YOUR TASK:
Write out the data word for word, taking care that no picture is carried over.

Interface dataset entries
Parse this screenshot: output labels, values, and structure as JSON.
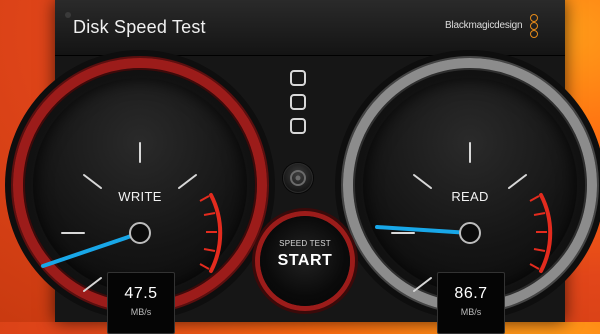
{
  "window": {
    "title": "Disk Speed Test",
    "brand": "Blackmagicdesign"
  },
  "gauges": {
    "write": {
      "label": "WRITE",
      "value": "47.5",
      "unit": "MB/s",
      "needle_angle_deg": -158
    },
    "read": {
      "label": "READ",
      "value": "86.7",
      "unit": "MB/s",
      "needle_angle_deg": 174
    }
  },
  "center": {
    "start_small": "SPEED TEST",
    "start_big": "START"
  },
  "colors": {
    "needle": "#18a7e8",
    "redline": "#e32b1e",
    "write_ring": "#9c1c1a",
    "read_ring": "#8c8c8c",
    "brand_accent": "#e58a19"
  },
  "icons": {
    "brand_mark": "blackmagic-logo-icon",
    "settings": "gear-icon",
    "target_selectors": "square-icons"
  }
}
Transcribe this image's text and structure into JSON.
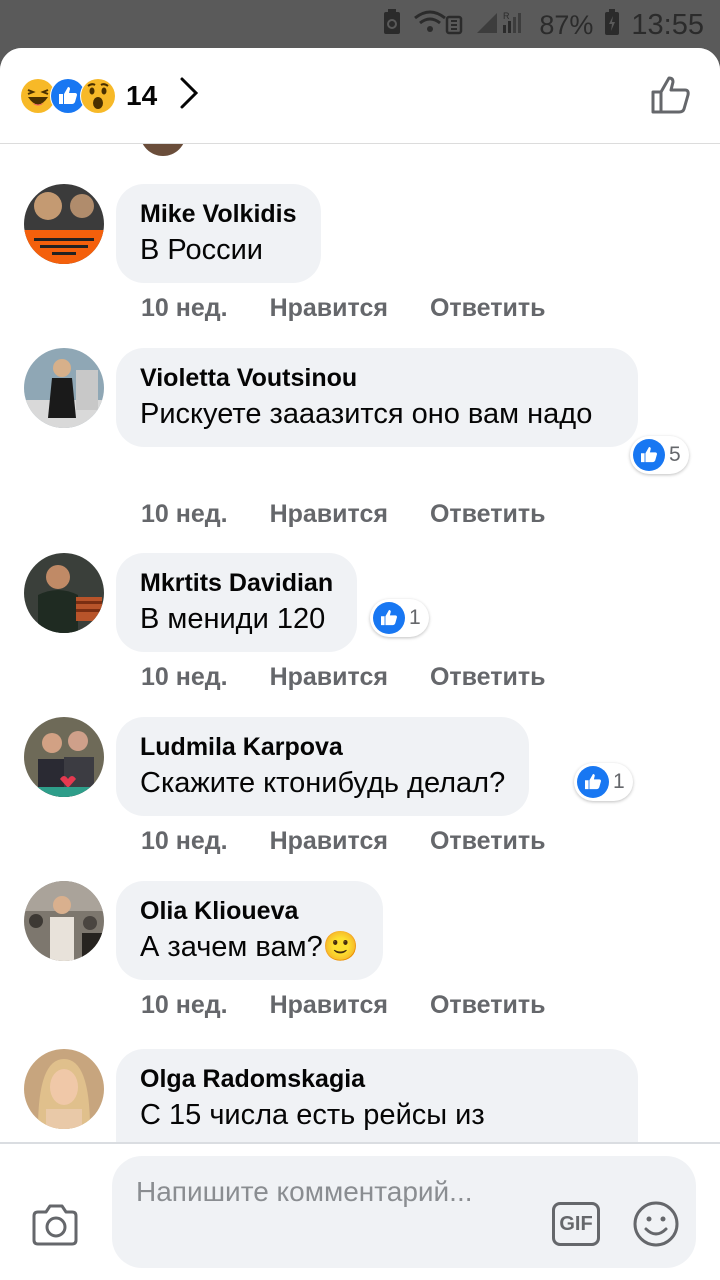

WORKED SOLUTION:
Parse this screenshot: output labels, values, and structure as JSON.
{
  "window": {
    "title": "Disk Speed Test",
    "brand": "Blackmagicdesign"
  },
  "gauges": {
    "write": {
      "label": "WRITE",
      "value": "47.5",
      "unit": "MB/s",
      "needle_angle_deg": -158
    },
    "read": {
      "label": "READ",
      "value": "86.7",
      "unit": "MB/s",
      "needle_angle_deg": 174
    }
  },
  "center": {
    "start_small": "SPEED TEST",
    "start_big": "START"
  },
  "colors": {
    "needle": "#18a7e8",
    "redline": "#e32b1e",
    "write_ring": "#9c1c1a",
    "read_ring": "#8c8c8c",
    "brand_accent": "#e58a19"
  },
  "icons": {
    "brand_mark": "blackmagic-logo-icon",
    "settings": "gear-icon",
    "target_selectors": "square-icons"
  }
}
Transcribe this image's text and structure into JSON.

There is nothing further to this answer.